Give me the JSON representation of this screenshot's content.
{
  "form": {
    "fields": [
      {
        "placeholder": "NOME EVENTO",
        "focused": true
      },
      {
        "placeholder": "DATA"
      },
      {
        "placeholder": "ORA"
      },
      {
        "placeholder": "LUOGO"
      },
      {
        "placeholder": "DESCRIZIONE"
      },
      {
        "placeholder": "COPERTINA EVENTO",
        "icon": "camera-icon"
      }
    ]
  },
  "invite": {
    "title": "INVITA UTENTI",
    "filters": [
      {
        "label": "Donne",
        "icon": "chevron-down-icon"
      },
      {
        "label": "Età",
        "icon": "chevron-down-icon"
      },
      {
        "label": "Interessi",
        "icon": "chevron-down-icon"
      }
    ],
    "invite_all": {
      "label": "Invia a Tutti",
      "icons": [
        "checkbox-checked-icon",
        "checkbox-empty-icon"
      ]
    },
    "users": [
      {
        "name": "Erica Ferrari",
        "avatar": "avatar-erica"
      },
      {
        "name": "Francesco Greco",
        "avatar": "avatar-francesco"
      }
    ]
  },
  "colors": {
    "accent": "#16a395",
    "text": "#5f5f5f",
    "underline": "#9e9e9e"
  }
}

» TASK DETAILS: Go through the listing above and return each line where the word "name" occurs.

» REPLY TO THE EXERCISE:
        "name": "Erica Ferrari",
        "name": "Francesco Greco",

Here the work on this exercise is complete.